**Data for review**
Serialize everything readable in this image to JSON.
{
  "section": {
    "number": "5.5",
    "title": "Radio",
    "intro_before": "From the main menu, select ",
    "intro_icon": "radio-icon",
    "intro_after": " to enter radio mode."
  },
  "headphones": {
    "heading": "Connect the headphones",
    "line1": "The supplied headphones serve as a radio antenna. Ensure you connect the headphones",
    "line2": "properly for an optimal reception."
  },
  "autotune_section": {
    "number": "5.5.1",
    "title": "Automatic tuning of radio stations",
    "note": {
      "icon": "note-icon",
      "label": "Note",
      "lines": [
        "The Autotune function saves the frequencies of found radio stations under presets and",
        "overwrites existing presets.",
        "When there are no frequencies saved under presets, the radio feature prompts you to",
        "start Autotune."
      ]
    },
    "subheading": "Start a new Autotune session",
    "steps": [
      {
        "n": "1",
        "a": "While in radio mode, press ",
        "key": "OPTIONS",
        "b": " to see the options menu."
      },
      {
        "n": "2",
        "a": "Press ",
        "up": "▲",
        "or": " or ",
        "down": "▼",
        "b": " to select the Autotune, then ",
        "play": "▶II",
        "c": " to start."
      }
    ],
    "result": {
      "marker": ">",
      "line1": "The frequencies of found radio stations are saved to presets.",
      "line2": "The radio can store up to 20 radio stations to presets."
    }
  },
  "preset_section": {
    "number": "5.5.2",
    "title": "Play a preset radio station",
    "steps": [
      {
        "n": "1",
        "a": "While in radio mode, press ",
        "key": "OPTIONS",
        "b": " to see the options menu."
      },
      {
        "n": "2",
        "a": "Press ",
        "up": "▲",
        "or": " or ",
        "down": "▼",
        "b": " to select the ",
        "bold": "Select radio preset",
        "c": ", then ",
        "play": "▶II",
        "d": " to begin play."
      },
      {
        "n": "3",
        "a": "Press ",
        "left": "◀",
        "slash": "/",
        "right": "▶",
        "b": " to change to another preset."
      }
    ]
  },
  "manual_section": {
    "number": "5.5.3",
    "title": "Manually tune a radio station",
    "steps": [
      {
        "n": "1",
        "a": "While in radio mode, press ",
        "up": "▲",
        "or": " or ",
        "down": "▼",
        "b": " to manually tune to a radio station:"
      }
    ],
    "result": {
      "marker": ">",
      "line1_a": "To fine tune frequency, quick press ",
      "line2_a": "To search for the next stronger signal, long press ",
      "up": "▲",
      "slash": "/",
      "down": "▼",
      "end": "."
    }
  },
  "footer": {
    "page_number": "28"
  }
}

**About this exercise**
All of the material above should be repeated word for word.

**Your solution**
Serialize everything readable in this image to JSON.
{
  "section": {
    "number": "5.5",
    "title": "Radio",
    "intro_before": "From the main menu, select ",
    "intro_icon": "radio-icon",
    "intro_after": " to enter radio mode."
  },
  "headphones": {
    "heading": "Connect the headphones",
    "line1": "The supplied headphones serve as a radio antenna. Ensure you connect the headphones",
    "line2": "properly for an optimal reception."
  },
  "autotune_section": {
    "number": "5.5.1",
    "title": "Automatic tuning of radio stations",
    "note": {
      "icon": "note-icon",
      "label": "Note",
      "lines": [
        "The Autotune function saves the frequencies of found radio stations under presets and",
        "overwrites existing presets.",
        "When there are no frequencies saved under presets, the radio feature prompts you to",
        "start Autotune."
      ]
    },
    "subheading": "Start a new Autotune session",
    "steps": [
      {
        "n": "1",
        "a": "While in radio mode, press ",
        "key": "OPTIONS",
        "b": " to see the options menu."
      },
      {
        "n": "2",
        "a": "Press ",
        "up": "▲",
        "or": " or ",
        "down": "▼",
        "b": " to select the Autotune, then ",
        "play": "▶II",
        "c": " to start."
      }
    ],
    "result": {
      "marker": ">",
      "line1": "The frequencies of found radio stations are saved to presets.",
      "line2": "The radio can store up to 20 radio stations to presets."
    }
  },
  "preset_section": {
    "number": "5.5.2",
    "title": "Play a preset radio station",
    "steps": [
      {
        "n": "1",
        "a": "While in radio mode, press ",
        "key": "OPTIONS",
        "b": " to see the options menu."
      },
      {
        "n": "2",
        "a": "Press ",
        "up": "▲",
        "or": " or ",
        "down": "▼",
        "b": " to select the ",
        "bold": "Select radio preset",
        "c": ", then ",
        "play": "▶II",
        "d": " to begin play."
      },
      {
        "n": "3",
        "a": "Press ",
        "left": "◀",
        "slash": "/",
        "right": "▶",
        "b": " to change to another preset."
      }
    ]
  },
  "manual_section": {
    "number": "5.5.3",
    "title": "Manually tune a radio station",
    "steps": [
      {
        "n": "1",
        "a": "While in radio mode, press ",
        "up": "▲",
        "or": " or ",
        "down": "▼",
        "b": " to manually tune to a radio station:"
      }
    ],
    "result": {
      "marker": ">",
      "line1_a": "To fine tune frequency, quick press ",
      "line2_a": "To search for the next stronger signal, long press ",
      "up": "▲",
      "slash": "/",
      "down": "▼",
      "end": "."
    }
  },
  "footer": {
    "page_number": "28"
  }
}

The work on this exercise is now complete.